The 3.5-mm headphone jack not only allows you to directly monitor your audio levels, but also lets you hear everything going on from your PC. The benefit of doing that via the Yeti X is that the Logitech G Hub also has a tab to customize the output sound. You can change basic settings like the treble and bass, but it also gives you access to an entire EQ. That tab also has its own set of custom presets, like FPS, MOBA and Bass Boost.
Unfortunately, the Logitech G Hub app is only available for Windows right now, but support for macOS is coming soon.
The Yeti X upgrades from the original Yeti's three-capsule-condenser array to a four-capsule array. But without the Logitech G Hub app, it didn't sound too different from the original Yeti.
I personalized my sound via the Logitech G Hub, and my favorite setting was a custom version of High Voice - Loud.

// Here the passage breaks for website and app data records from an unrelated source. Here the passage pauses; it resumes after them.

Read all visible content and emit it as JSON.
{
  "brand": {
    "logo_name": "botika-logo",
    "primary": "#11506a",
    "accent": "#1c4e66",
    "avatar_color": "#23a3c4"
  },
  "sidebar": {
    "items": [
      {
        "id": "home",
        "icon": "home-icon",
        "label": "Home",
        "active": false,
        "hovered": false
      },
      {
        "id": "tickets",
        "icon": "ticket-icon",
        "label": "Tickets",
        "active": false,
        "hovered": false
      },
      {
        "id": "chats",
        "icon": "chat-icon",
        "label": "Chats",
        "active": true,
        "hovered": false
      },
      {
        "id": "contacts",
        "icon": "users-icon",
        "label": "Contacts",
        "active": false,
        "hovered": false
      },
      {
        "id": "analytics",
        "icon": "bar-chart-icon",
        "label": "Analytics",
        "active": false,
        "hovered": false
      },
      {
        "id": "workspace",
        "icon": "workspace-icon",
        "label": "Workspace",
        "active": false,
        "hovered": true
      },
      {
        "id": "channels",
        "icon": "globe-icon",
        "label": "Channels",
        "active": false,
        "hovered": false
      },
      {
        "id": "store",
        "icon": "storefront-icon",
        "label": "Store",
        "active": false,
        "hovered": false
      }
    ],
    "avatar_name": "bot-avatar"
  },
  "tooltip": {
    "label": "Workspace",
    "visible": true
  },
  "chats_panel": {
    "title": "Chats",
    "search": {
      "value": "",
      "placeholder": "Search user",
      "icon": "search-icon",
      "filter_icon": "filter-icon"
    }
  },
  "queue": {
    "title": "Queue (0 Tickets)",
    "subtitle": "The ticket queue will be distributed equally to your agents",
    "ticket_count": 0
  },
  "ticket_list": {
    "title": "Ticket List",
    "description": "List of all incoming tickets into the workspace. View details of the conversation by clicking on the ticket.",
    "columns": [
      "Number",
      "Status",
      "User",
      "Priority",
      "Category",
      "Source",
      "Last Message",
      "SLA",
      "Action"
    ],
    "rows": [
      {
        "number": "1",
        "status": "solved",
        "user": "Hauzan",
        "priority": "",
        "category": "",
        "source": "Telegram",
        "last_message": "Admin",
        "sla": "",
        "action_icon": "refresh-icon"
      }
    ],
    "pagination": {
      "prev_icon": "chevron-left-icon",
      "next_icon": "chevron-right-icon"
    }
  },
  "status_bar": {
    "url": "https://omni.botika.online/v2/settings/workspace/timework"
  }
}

Within that preset, I turned the gain down to 30 and the master volume down to 40, which allowed my voice to sound clear and full, without sounding too sharp or too bassy. I chatted over Discord, and one of my friends said I sounded "Crispy," and continues to say that everytime we chat again. The only complaint I had was the fact that the microphone picked up the vibrations from my scroll wheel.
The Blue Yeti X is an excellent microphone. It sports a sleek design outfitted with colorful and customizable LEDs. On the inside, you have a solid, four-capsule-condenser array backed by great audio software. However, all of that is a little pricey at $169, especially for streamers and podcasters who are just starting out.
If you're looking to save a few bucks, we recommend getting the original Blue Yeti, which costs $109 and can still capture solid sound. But you won't get the cool features that the Yeti X has.
Overall, the Blue Yeti X's price is worth the amount of improvements you get over its predecessor, and since the original was already one of the best USB microphones around, this one most definitely takes the throne.
Credit: Laptop Mag
Blue Yeti X Specs
|Accessories Type||Recording Device|
|Size||4.3 x 4.8 x 11.4 inches|
Rami Tabari is an Editor for Laptop Mag. He reviews every shape and form of a laptop as well as all sorts of cool tech. You can find him sitting at his desk surrounded by a hoarder's dream of laptops, and when he navigates his way out to civilization, you can catch him watching really bad anime or playing some kind of painfully difficult game. He’s the best at every game and he just doesn’t lose. That’s why you’ll occasionally catch his byline attached to the latest Souls-like challenge.